Joy Katzen-Guthrie | Tampa Bay Area, Florida | 09/10/2008
(5 out of 5 stars)

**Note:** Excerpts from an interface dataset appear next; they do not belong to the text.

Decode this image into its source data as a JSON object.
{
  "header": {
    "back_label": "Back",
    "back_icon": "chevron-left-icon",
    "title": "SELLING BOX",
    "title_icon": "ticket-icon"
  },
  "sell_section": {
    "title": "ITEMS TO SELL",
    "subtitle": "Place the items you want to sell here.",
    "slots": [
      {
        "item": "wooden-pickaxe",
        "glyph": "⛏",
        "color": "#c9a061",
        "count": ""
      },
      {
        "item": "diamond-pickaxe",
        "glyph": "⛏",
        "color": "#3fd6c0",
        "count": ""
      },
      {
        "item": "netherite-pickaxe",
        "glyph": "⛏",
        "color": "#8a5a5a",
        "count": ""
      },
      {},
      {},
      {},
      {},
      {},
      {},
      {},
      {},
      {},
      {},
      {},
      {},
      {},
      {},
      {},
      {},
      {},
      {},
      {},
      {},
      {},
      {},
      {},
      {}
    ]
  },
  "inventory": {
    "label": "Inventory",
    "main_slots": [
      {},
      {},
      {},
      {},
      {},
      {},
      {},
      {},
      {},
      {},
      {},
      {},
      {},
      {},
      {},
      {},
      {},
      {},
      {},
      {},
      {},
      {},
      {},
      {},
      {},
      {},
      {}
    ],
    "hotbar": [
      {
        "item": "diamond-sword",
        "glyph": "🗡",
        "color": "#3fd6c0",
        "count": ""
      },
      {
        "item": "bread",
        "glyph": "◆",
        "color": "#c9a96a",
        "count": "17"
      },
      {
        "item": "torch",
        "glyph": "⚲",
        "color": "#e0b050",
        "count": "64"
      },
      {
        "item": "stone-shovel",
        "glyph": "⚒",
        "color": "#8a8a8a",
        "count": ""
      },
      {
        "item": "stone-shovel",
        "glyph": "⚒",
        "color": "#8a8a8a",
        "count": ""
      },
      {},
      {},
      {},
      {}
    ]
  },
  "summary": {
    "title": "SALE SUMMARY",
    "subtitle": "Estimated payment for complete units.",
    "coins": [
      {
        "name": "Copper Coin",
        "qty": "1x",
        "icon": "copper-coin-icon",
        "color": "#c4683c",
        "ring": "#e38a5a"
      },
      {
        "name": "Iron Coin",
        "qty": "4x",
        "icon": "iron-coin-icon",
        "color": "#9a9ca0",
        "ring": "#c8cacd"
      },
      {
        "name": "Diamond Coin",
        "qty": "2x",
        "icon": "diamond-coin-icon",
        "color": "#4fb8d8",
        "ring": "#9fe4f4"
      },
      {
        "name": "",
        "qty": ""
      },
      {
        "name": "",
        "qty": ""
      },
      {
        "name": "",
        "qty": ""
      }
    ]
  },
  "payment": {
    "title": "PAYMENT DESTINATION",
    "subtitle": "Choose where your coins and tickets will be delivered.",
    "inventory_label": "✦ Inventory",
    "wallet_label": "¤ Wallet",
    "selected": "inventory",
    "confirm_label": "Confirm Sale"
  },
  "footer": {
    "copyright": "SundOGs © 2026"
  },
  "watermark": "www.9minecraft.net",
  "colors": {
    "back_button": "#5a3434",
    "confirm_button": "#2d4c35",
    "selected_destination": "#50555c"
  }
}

"From this beautifully remastered recording of the original 1960 cast album, it is obvious why The Fantasticks ran for 42 years off Broadway, making it the world's longest continuous musical run to date. In a time of Mega-Mega-Mega This or That, The Fantasticks stands as a testament to the simple beauty of the lyric and melody of Tom Jones and Harvey Schmidt, and the simple poignancy of a tale about human relationships and lasting love without frills, big budgets, or preachiness. Those raised on musicals of the last 3 decades initially may be unable to process it. Extensive recording notes provide a background of the musical and full synopsis of the story, photos, and the entire lyrics and dialogue within the recording. The enchanting two-piano score jumps off the CD to life before you from the first note to the last. The listening experience is akin to sitting in the front row of the intimate Sullivan Street Playhouse where this modern-day Romeo and Juliet premiered and played for more than four decades. From the score, "Try to Remember" -- exquisitely sung by Jerry Orbach, and "They Were You" with Rita Gardner and Kenneth Wilson stand out as classics, though every song beautifully walks us through the lives of the characters. Also extraordinary is the opportunity to hear this wonderful cast, many of whom were appearing in first notable roles. Treat yourself to an experience of what theatre is truly all about."